What do you suggest when one partner in a primary relationship is envious that the other partner gets more dates or interest from others?
That is tough! One problem that can really suck the life out of a polyamorous relationship is competitiveness - feeling like you’re competing with your partner, or their other partners - but it’s a difficult mental rut to climb out of.
One thing I would suggest to the partner who gets envious is being realistic about forces beyond your control that may be affecting this. For example, different professions provide different opportunities to meet potential partners. If one partner is a barista and the other is a kindergarten teacher, the math is easy - one partner spends most of their day interacting with children and the other spends most of their day meeting young professionals. Students in universities or colleges find that potential new partners (similar age, similar interests, no rules against dating each other) abound, while people who work in an office setting are in a climate far less conducive to that sort of social interaction. If you realize that you just aren’t putting yourself in the path of many new people who might be interested in you, take steps to change that! Join local groups of people who share your interests, start an online dating profile, go out to bars - whatever your scene is, be there!
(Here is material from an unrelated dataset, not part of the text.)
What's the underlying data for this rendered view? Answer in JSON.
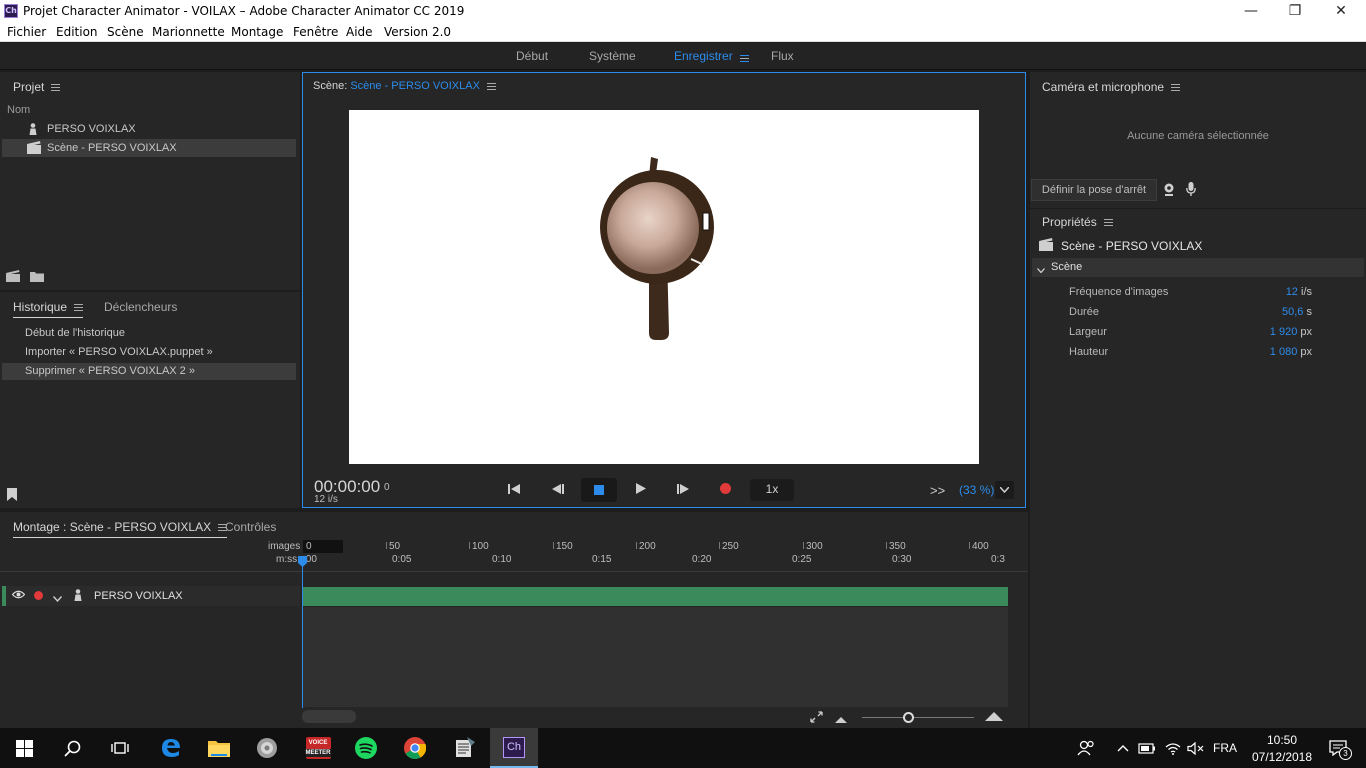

If you feel like the problem isn’t entirely the circumstances, take a deep breath and remind yourself that everyone goes through “dry spells” like this. Sometimes we go a while without dating someone (or someone new) - it’s just a thing that happens. Almost no one I know ever has a steady stream of interest coming their way. I know it’s a cliche, but it tends to be true that people will approach you more when you seem less interested or less invested in meeting someone, so often worrying about this sort of thing can be a self-fulfilling prophesy. Relax and don’t compare yourself to other people - even your partner - and be happy with what you’ve got, accept what comes your way (or politely decline it), and let go of what doesn’t. Easier said than done, I know, but it’s a mindset to work towards.
Another thing I would suggest is that you be honest with yourself about why, exactly, this bothers you. Like jealousy, this sort of feeling isn’t a pure emotion by itself - there’s a deeper stem. Are you feeling insecure, and this is just being exacerbated by the fact that you have someone very close to you with whom you can compare your dating successes? Are you feeling jealous or neglected because of the time your partner spends dating other people? Are you feeling threatened because you feel like you may be more emotionally dependent on your partner than they are on you? Are you feeling frightened that other people’s lack of interest in you may mean that your partner also finds you less attractive? These are all very different reasons to feel envious about the disparity in dating opportunities between you and your partner, and it would help you work things out to be able to better identify exactly what you’re feeling.
Then, once you’ve mapped out your feelings more clearly, talk to your partner about them! Don’t be accusatory, just let them know that you’re feeling a little down about this, and work together on ways that they can help you feel better about things.